Redesign

Is It Time for a Redesign?

Are you planning a redesign of your marketing collateral in the near future? How about your statements and invoices? If so, this is a perfect opportunity to incorporate new elements, such as customization, segmentation and 1:1 personalization to increase the effectiveness of these documents. You’ll also gain other bottom-line benefits, such as increasing customer loyalty, reducing calls to calls centers and speeding up payments.

Take the example of First Market Bank. This Virginia-based bank decided to redesign its customer loyalty notifications to make better use of its white space. It decided to add personalized messaging and fill this space with 1:1 cross-sells and upsells based on customers’ purchase history. The impact was immediate. First Market Bank Market Share members averaged one more store visit per week than regular loyalty program customers and spent 11% to 17% more per week than those in the regular program.

Bye-Bye Bulky

In addition to adding cross-selling and upselling opportunities, redesigns are also a good time to eliminate redundant or irrelevant material. Why spend money printing big bulky packages that your customers just throw in the trash because they can’t read or understand them?

This was the motivation behind Ameriprise Financial’s financial statement redesign. It eliminated its bulky, static mailers and replaced them with streamlined, personalized statements that contain only information relevant to each recipient. Although Ameriprise chose not to release its results, it did report that the slimmer, personalized statements did the trick—customers had a much easier time understanding them. Ameriprise incorporated additional cross-sell and upsell messaging as well.

Another successful redesign came from the State of California Franchise Tax Board (FTB). Like Ameriprise, the FTB wanted to make its tax statements easier to understand, but it took a different approach. Its format remained pretty much the same, but it added highlight color and personalized messaging to explain to individual taxpayers why they were receiving the notice, how late their payments were and the due date. Within the first month of the redesign, the FTB saw a tenfold improvement in response time. Payments came in about three days earlier, resulting in $5 million in additional interest income. Clearer information also reduced the number of inquiries to the FTB’s call center, resulting in $100,000 in savings. And that was just the first month.

Ask Yourself These Questions

So what could a redesign do for you? Even if you are not already considering a redesign, you might ask yourself the following questions:

  1. How much of the document or package is irrelevant to the recipient? How much money could you save by replacing large, bulky packages with streamlined, personalized documents?
  2. Do you have lots of unused white space? How could you make more effective use of this space?
  3. Are there areas that could be used for targeted messaging? How could you use the space to cross-sell or upsell products?
  4. Do you have marketing partners who could share the cross-sell opportunities and the cost?
  5. Are there areas of the document that are confusing? Where could you use highlight color to clarify the request and motivate recipients to action?
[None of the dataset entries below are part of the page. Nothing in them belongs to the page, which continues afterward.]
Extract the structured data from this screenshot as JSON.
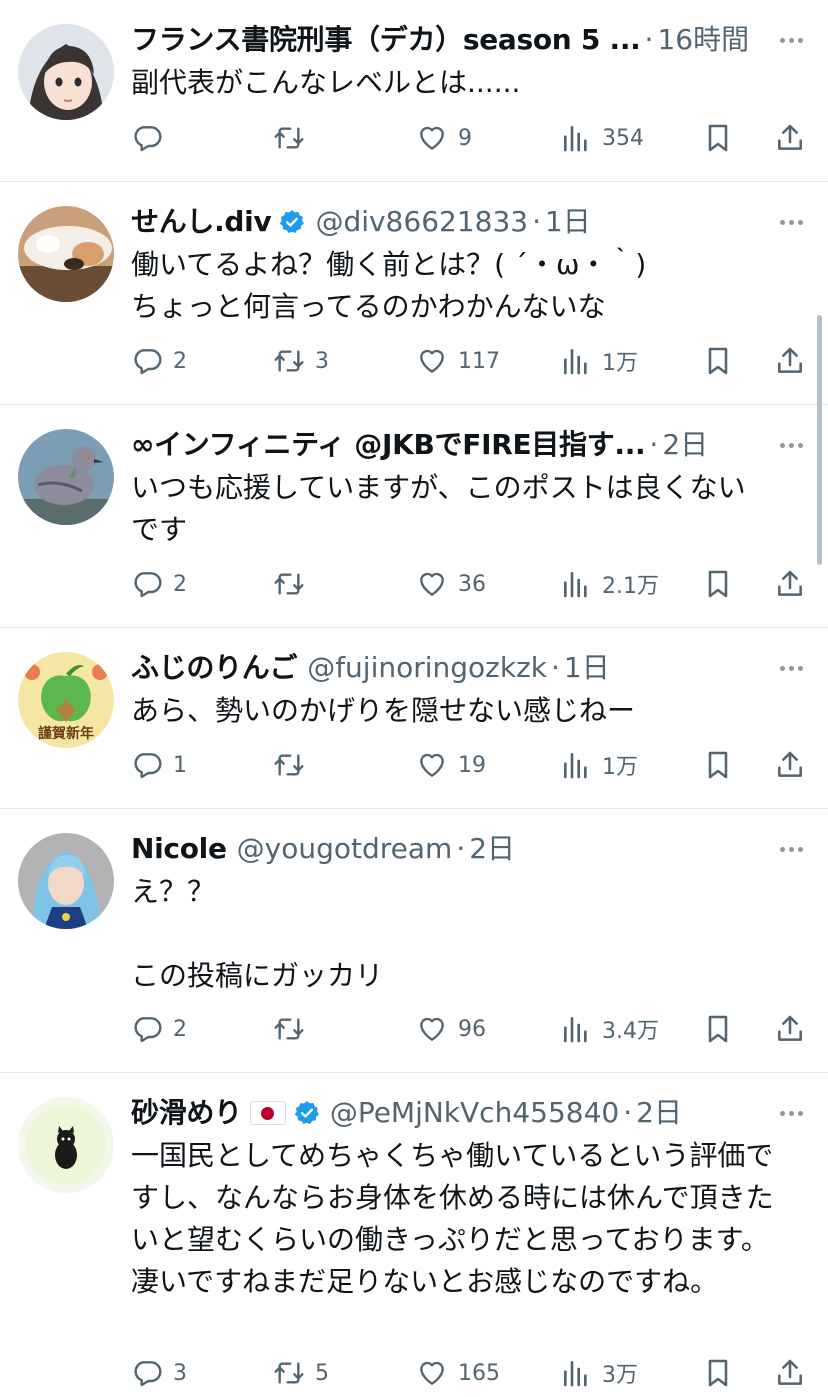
{
  "colors": {
    "text": "#0f1419",
    "secondary": "#536471",
    "verified": "#1d9bf0",
    "divider": "#e6e9ec"
  },
  "tweets": [
    {
      "avatar_icon": "anime-girl-avatar",
      "name": "フランス書院刑事（デカ）season 5 ...",
      "handle": "",
      "time": "16時間",
      "verified": false,
      "body": "副代表がこんなレベルとは......",
      "replies": "",
      "retweets": "",
      "likes": "9",
      "views": "354"
    },
    {
      "avatar_icon": "cat-paw-avatar",
      "name": "せんし.div",
      "handle": "@div86621833",
      "time": "1日",
      "verified": true,
      "body": "働いてるよね？働く前とは？( ´・ω・｀)\nちょっと何言ってるのかわかんないな",
      "replies": "2",
      "retweets": "3",
      "likes": "117",
      "views": "1万"
    },
    {
      "avatar_icon": "pigeon-avatar",
      "name": "∞インフィニティ @JKBでFIRE目指す...",
      "handle": "",
      "time": "2日",
      "verified": false,
      "body": "いつも応援していますが、このポストは良くない\nです",
      "replies": "2",
      "retweets": "",
      "likes": "36",
      "views": "2.1万"
    },
    {
      "avatar_icon": "apple-new-year-avatar",
      "avatar_text": "謹賀新年",
      "name": "ふじのりんご",
      "handle": "@fujinoringozkzk",
      "time": "1日",
      "verified": false,
      "body": "あら、勢いのかげりを隠せない感じねー",
      "replies": "1",
      "retweets": "",
      "likes": "19",
      "views": "1万"
    },
    {
      "avatar_icon": "blue-hair-character-avatar",
      "name": "Nicole",
      "handle": "@yougotdream",
      "time": "2日",
      "verified": false,
      "body": "え？？\n\nこの投稿にガッカリ",
      "replies": "2",
      "retweets": "",
      "likes": "96",
      "views": "3.4万"
    },
    {
      "avatar_icon": "black-cat-avatar",
      "name": "砂滑めり",
      "handle": "@PeMjNkVch455840",
      "time": "2日",
      "verified": true,
      "flag": true,
      "body": "一国民としてめちゃくちゃ働いているという評価ですし、なんならお身体を休める時には休んで頂きたいと望むくらいの働きっぷりだと思っております。\n凄いですねまだ足りないとお感じなのですね。",
      "replies": "3",
      "retweets": "5",
      "likes": "165",
      "views": "3万"
    }
  ]
}
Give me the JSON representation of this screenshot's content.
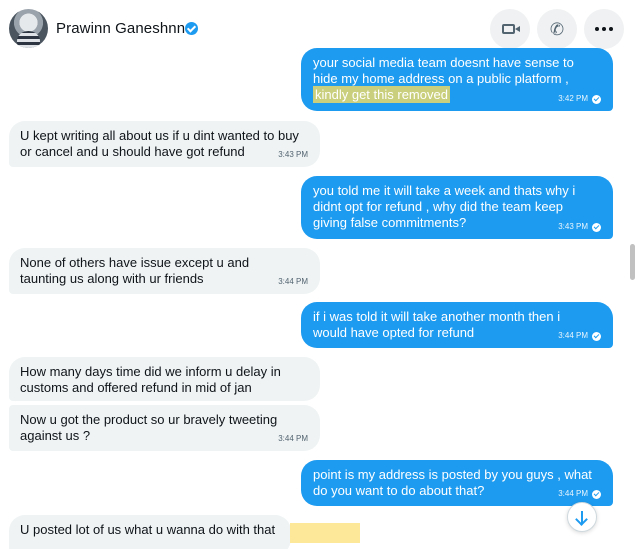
{
  "header": {
    "contact_name": "Prawinn Ganeshnn",
    "verified": true,
    "buttons": [
      "video-call",
      "voice-call",
      "more-options"
    ]
  },
  "colors": {
    "outgoing_bubble": "#1d9bf0",
    "incoming_bubble": "#eff3f4",
    "highlight": "#c9cf7c",
    "verified_badge": "#1d9bf0"
  },
  "messages": [
    {
      "direction": "out",
      "text_before": "your social media team doesnt have sense to hide my home address on a public platform , ",
      "text_highlight": "kindly get this removed",
      "time": "3:42 PM",
      "read": true
    },
    {
      "direction": "in",
      "text": "U kept writing all about us if u dint wanted to buy or cancel and u should have got refund",
      "time": "3:43 PM"
    },
    {
      "direction": "out",
      "text": "you told me it will take a week and thats why i didnt opt for refund , why did the team keep giving false commitments?",
      "time": "3:43 PM",
      "read": true
    },
    {
      "direction": "in",
      "text": "None of others have issue except u and taunting us along with ur friends",
      "time": "3:44 PM"
    },
    {
      "direction": "out",
      "text": "if i was told it will take another month then i would have opted for refund",
      "time": "3:44 PM",
      "read": true
    },
    {
      "direction": "in",
      "text": "How many days time did we inform u delay in customs and offered refund in mid of jan",
      "time": ""
    },
    {
      "direction": "in",
      "text": "Now u got the product so ur bravely tweeting against us ?",
      "time": "3:44 PM"
    },
    {
      "direction": "out",
      "text": "point is my address is posted by you guys , what do you want to do about that?",
      "time": "3:44 PM",
      "read": true
    },
    {
      "direction": "in",
      "text": "U posted lot of us what u wanna do with that",
      "time": ""
    }
  ]
}
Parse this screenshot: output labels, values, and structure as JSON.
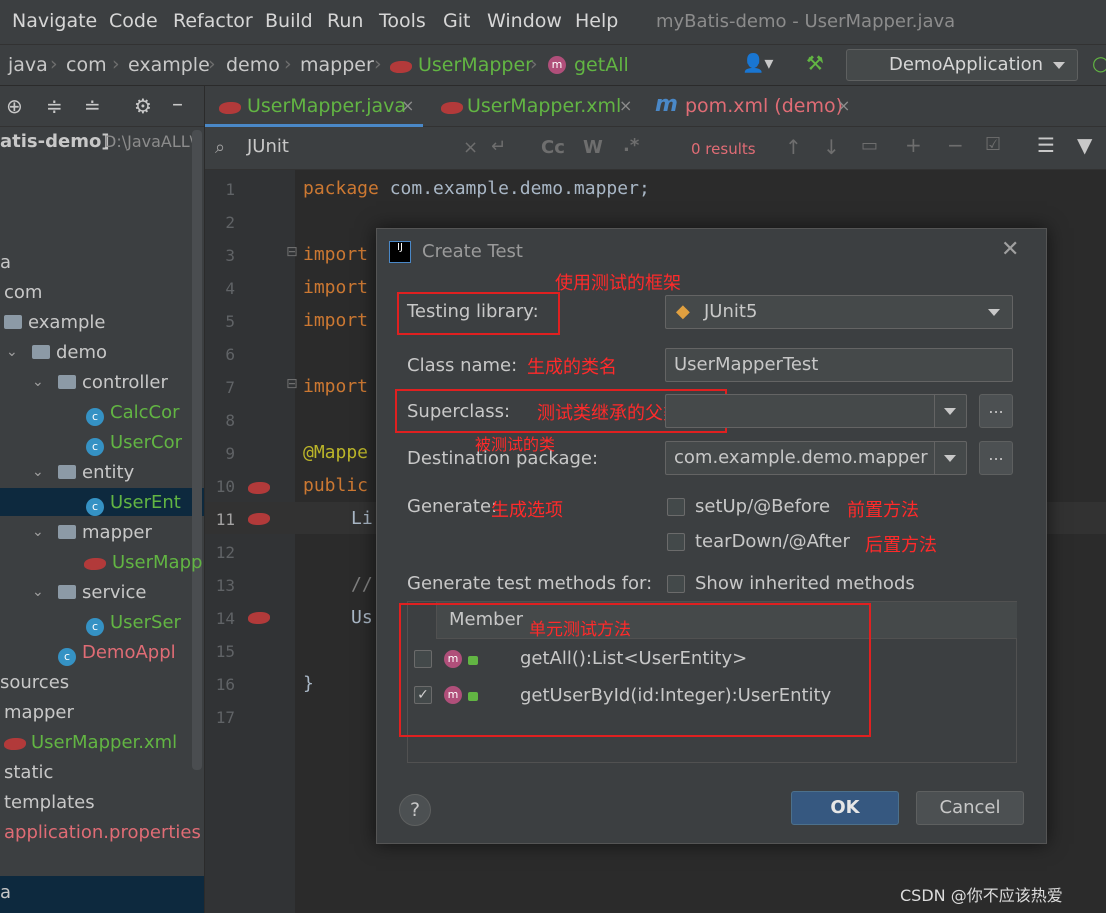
{
  "menu": {
    "items": [
      "Navigate",
      "Code",
      "Refactor",
      "Build",
      "Run",
      "Tools",
      "Git",
      "Window",
      "Help"
    ],
    "window_title": "myBatis-demo - UserMapper.java"
  },
  "breadcrumb": {
    "items": [
      "java",
      "com",
      "example",
      "demo",
      "mapper",
      "UserMapper",
      "getAll"
    ],
    "run_config": "DemoApplication"
  },
  "project": {
    "root_label": "atis-demo]",
    "root_path": "D:\\JavaALL\\",
    "tree": [
      "a",
      "com",
      "example",
      "demo",
      "controller",
      "CalcCor",
      "UserCor",
      "entity",
      "UserEnt",
      "mapper",
      "UserMapp",
      "service",
      "UserSer",
      "DemoAppl",
      "sources",
      "mapper",
      "UserMapper.xml",
      "static",
      "templates",
      "application.properties",
      "a"
    ]
  },
  "tabs": [
    "UserMapper.java",
    "UserMapper.xml",
    "pom.xml (demo)"
  ],
  "search": {
    "query": "JUnit",
    "results": "0 results",
    "cc": "Cc",
    "w": "W",
    "regex": ".*"
  },
  "editor": {
    "line_numbers": [
      "1",
      "2",
      "3",
      "4",
      "5",
      "6",
      "7",
      "8",
      "9",
      "10",
      "11",
      "12",
      "13",
      "14",
      "15",
      "16",
      "17"
    ],
    "lines": {
      "l1_kw": "package",
      "l1_rest": " com.example.demo.mapper;",
      "l3": "import",
      "l4": "import",
      "l5": "import",
      "l7": "import",
      "l9": "@Mappe",
      "l10": "public",
      "l11": "Li",
      "l13": "//",
      "l14": "Us",
      "l16": "}"
    }
  },
  "dialog": {
    "title": "Create Test",
    "testing_library_label": "Testing library:",
    "testing_library_value": "JUnit5",
    "class_name_label": "Class name:",
    "class_name_value": "UserMapperTest",
    "superclass_label": "Superclass:",
    "superclass_value": "",
    "destination_label": "Destination package:",
    "destination_value": "com.example.demo.mapper",
    "generate_label": "Generate:",
    "setup_label": "setUp/@Before",
    "teardown_label": "tearDown/@After",
    "generate_methods_label": "Generate test methods for:",
    "show_inherited_label": "Show inherited methods",
    "member_header": "Member",
    "members": [
      {
        "signature": "getAll():List<UserEntity>",
        "checked": false
      },
      {
        "signature": "getUserById(id:Integer):UserEntity",
        "checked": true
      }
    ],
    "ok_label": "OK",
    "cancel_label": "Cancel",
    "browse": "...",
    "help": "?",
    "check_mark": "✓"
  },
  "annotations": {
    "framework": "使用测试的框架",
    "class_name": "生成的类名",
    "superclass": "测试类继承的父类",
    "tested_class": "被测试的类",
    "generate": "生成选项",
    "before": "前置方法",
    "after": "后置方法",
    "unit_methods": "单元测试方法"
  },
  "watermark": "CSDN @你不应该热爱",
  "colors": {
    "accent": "#4a88c7",
    "annotation_red": "#ff2a2a",
    "green": "#62b543"
  }
}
Redesigns are a perfect time to take stock of your marketing effectiveness and evaluate new techniques. Sure, a redesign might not be high on the priority list right now, but after taking a closer look, that just might change.